[Exercise brief] Would you set down every entry again, exactly as written?
Data section Block Start
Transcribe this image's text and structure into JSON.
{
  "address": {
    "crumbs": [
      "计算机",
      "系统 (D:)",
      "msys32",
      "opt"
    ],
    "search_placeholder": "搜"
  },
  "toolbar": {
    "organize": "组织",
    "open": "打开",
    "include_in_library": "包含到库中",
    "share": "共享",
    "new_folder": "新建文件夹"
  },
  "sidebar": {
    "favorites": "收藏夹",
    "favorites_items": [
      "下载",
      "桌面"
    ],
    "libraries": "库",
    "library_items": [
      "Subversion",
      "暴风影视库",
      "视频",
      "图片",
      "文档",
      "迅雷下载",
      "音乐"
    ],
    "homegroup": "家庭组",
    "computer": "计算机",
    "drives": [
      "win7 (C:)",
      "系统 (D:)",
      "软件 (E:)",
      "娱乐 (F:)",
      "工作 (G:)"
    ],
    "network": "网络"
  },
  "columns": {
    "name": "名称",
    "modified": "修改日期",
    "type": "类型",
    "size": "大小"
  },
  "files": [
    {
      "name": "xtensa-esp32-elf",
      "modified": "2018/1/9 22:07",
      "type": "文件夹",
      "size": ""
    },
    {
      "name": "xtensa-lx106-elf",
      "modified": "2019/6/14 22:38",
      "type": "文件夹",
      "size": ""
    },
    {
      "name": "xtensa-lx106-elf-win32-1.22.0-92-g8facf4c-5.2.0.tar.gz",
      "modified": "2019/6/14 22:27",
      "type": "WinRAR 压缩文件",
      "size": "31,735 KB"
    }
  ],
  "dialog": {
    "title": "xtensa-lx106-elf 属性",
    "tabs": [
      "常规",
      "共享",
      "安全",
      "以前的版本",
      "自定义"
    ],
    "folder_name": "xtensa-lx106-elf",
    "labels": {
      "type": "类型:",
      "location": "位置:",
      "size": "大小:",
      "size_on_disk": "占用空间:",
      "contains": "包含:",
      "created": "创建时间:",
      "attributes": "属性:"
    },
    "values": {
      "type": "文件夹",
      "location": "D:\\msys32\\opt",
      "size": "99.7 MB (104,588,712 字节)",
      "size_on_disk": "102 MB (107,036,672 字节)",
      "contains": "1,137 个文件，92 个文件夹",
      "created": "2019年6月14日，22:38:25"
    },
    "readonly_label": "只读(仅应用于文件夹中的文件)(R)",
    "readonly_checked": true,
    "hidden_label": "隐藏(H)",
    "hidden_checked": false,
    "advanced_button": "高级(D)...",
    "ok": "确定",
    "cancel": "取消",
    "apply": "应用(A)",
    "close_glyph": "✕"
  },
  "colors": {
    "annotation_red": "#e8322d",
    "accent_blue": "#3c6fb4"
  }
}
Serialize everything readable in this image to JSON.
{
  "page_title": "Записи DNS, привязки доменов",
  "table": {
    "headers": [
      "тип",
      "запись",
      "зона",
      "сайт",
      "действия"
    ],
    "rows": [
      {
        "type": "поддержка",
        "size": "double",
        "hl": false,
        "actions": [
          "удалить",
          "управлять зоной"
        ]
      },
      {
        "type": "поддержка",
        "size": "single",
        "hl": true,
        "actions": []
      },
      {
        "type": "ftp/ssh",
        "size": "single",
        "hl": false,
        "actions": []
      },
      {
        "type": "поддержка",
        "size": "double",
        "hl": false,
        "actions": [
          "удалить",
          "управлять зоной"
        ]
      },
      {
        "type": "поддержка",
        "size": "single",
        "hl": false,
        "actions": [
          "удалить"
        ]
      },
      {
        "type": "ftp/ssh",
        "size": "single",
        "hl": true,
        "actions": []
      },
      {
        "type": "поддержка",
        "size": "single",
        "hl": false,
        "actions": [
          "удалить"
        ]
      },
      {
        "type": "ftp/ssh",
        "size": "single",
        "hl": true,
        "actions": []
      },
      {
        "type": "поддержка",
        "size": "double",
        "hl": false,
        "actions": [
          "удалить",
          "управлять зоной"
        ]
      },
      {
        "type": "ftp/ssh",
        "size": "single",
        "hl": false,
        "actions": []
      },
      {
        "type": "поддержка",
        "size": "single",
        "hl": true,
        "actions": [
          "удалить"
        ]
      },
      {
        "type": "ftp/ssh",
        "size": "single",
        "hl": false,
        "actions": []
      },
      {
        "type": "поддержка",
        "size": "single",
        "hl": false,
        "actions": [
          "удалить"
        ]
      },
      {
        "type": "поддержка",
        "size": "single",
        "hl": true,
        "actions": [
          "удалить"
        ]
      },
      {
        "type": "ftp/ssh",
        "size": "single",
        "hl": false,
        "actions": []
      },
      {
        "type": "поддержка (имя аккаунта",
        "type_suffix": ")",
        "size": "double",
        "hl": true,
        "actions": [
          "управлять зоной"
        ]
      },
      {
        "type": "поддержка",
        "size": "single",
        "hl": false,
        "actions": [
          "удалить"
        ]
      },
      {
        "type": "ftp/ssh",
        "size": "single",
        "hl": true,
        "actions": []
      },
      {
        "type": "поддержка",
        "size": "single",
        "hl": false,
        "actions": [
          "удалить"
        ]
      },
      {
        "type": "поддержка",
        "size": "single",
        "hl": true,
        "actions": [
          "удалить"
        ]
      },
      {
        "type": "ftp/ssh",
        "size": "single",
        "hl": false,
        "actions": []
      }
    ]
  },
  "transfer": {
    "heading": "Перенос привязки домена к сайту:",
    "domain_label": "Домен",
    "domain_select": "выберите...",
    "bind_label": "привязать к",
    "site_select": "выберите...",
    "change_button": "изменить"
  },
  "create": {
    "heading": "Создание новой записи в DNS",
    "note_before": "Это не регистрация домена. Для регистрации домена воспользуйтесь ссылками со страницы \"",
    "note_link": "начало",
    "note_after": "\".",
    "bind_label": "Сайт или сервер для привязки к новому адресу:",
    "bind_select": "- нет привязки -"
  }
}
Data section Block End
[Answer space]
Transcribe this image's text and structure into JSON.
{
  "address": {
    "crumbs": [
      "计算机",
      "系统 (D:)",
      "msys32",
      "opt"
    ],
    "search_placeholder": "搜"
  },
  "toolbar": {
    "organize": "组织",
    "open": "打开",
    "include_in_library": "包含到库中",
    "share": "共享",
    "new_folder": "新建文件夹"
  },
  "sidebar": {
    "favorites": "收藏夹",
    "favorites_items": [
      "下载",
      "桌面"
    ],
    "libraries": "库",
    "library_items": [
      "Subversion",
      "暴风影视库",
      "视频",
      "图片",
      "文档",
      "迅雷下载",
      "音乐"
    ],
    "homegroup": "家庭组",
    "computer": "计算机",
    "drives": [
      "win7 (C:)",
      "系统 (D:)",
      "软件 (E:)",
      "娱乐 (F:)",
      "工作 (G:)"
    ],
    "network": "网络"
  },
  "columns": {
    "name": "名称",
    "modified": "修改日期",
    "type": "类型",
    "size": "大小"
  },
  "files": [
    {
      "name": "xtensa-esp32-elf",
      "modified": "2018/1/9 22:07",
      "type": "文件夹",
      "size": ""
    },
    {
      "name": "xtensa-lx106-elf",
      "modified": "2019/6/14 22:38",
      "type": "文件夹",
      "size": ""
    },
    {
      "name": "xtensa-lx106-elf-win32-1.22.0-92-g8facf4c-5.2.0.tar.gz",
      "modified": "2019/6/14 22:27",
      "type": "WinRAR 压缩文件",
      "size": "31,735 KB"
    }
  ],
  "dialog": {
    "title": "xtensa-lx106-elf 属性",
    "tabs": [
      "常规",
      "共享",
      "安全",
      "以前的版本",
      "自定义"
    ],
    "folder_name": "xtensa-lx106-elf",
    "labels": {
      "type": "类型:",
      "location": "位置:",
      "size": "大小:",
      "size_on_disk": "占用空间:",
      "contains": "包含:",
      "created": "创建时间:",
      "attributes": "属性:"
    },
    "values": {
      "type": "文件夹",
      "location": "D:\\msys32\\opt",
      "size": "99.7 MB (104,588,712 字节)",
      "size_on_disk": "102 MB (107,036,672 字节)",
      "contains": "1,137 个文件，92 个文件夹",
      "created": "2019年6月14日，22:38:25"
    },
    "readonly_label": "只读(仅应用于文件夹中的文件)(R)",
    "readonly_checked": true,
    "hidden_label": "隐藏(H)",
    "hidden_checked": false,
    "advanced_button": "高级(D)...",
    "ok": "确定",
    "cancel": "取消",
    "apply": "应用(A)",
    "close_glyph": "✕"
  },
  "colors": {
    "annotation_red": "#e8322d",
    "accent_blue": "#3c6fb4"
  }
}
Serialize everything readable in this image to JSON.
{
  "page_title": "Записи DNS, привязки доменов",
  "table": {
    "headers": [
      "тип",
      "запись",
      "зона",
      "сайт",
      "действия"
    ],
    "rows": [
      {
        "type": "поддержка",
        "size": "double",
        "hl": false,
        "actions": [
          "удалить",
          "управлять зоной"
        ]
      },
      {
        "type": "поддержка",
        "size": "single",
        "hl": true,
        "actions": []
      },
      {
        "type": "ftp/ssh",
        "size": "single",
        "hl": false,
        "actions": []
      },
      {
        "type": "поддержка",
        "size": "double",
        "hl": false,
        "actions": [
          "удалить",
          "управлять зоной"
        ]
      },
      {
        "type": "поддержка",
        "size": "single",
        "hl": false,
        "actions": [
          "удалить"
        ]
      },
      {
        "type": "ftp/ssh",
        "size": "single",
        "hl": true,
        "actions": []
      },
      {
        "type": "поддержка",
        "size": "single",
        "hl": false,
        "actions": [
          "удалить"
        ]
      },
      {
        "type": "ftp/ssh",
        "size": "single",
        "hl": true,
        "actions": []
      },
      {
        "type": "поддержка",
        "size": "double",
        "hl": false,
        "actions": [
          "удалить",
          "управлять зоной"
        ]
      },
      {
        "type": "ftp/ssh",
        "size": "single",
        "hl": false,
        "actions": []
      },
      {
        "type": "поддержка",
        "size": "single",
        "hl": true,
        "actions": [
          "удалить"
        ]
      },
      {
        "type": "ftp/ssh",
        "size": "single",
        "hl": false,
        "actions": []
      },
      {
        "type": "поддержка",
        "size": "single",
        "hl": false,
        "actions": [
          "удалить"
        ]
      },
      {
        "type": "поддержка",
        "size": "single",
        "hl": true,
        "actions": [
          "удалить"
        ]
      },
      {
        "type": "ftp/ssh",
        "size": "single",
        "hl": false,
        "actions": []
      },
      {
        "type": "поддержка (имя аккаунта",
        "type_suffix": ")",
        "size": "double",
        "hl": true,
        "actions": [
          "управлять зоной"
        ]
      },
      {
        "type": "поддержка",
        "size": "single",
        "hl": false,
        "actions": [
          "удалить"
        ]
      },
      {
        "type": "ftp/ssh",
        "size": "single",
        "hl": true,
        "actions": []
      },
      {
        "type": "поддержка",
        "size": "single",
        "hl": false,
        "actions": [
          "удалить"
        ]
      },
      {
        "type": "поддержка",
        "size": "single",
        "hl": true,
        "actions": [
          "удалить"
        ]
      },
      {
        "type": "ftp/ssh",
        "size": "single",
        "hl": false,
        "actions": []
      }
    ]
  },
  "transfer": {
    "heading": "Перенос привязки домена к сайту:",
    "domain_label": "Домен",
    "domain_select": "выберите...",
    "bind_label": "привязать к",
    "site_select": "выберите...",
    "change_button": "изменить"
  },
  "create": {
    "heading": "Создание новой записи в DNS",
    "note_before": "Это не регистрация домена. Для регистрации домена воспользуйтесь ссылками со страницы \"",
    "note_link": "начало",
    "note_after": "\".",
    "bind_label": "Сайт или сервер для привязки к новому адресу:",
    "bind_select": "- нет привязки -"
  }
}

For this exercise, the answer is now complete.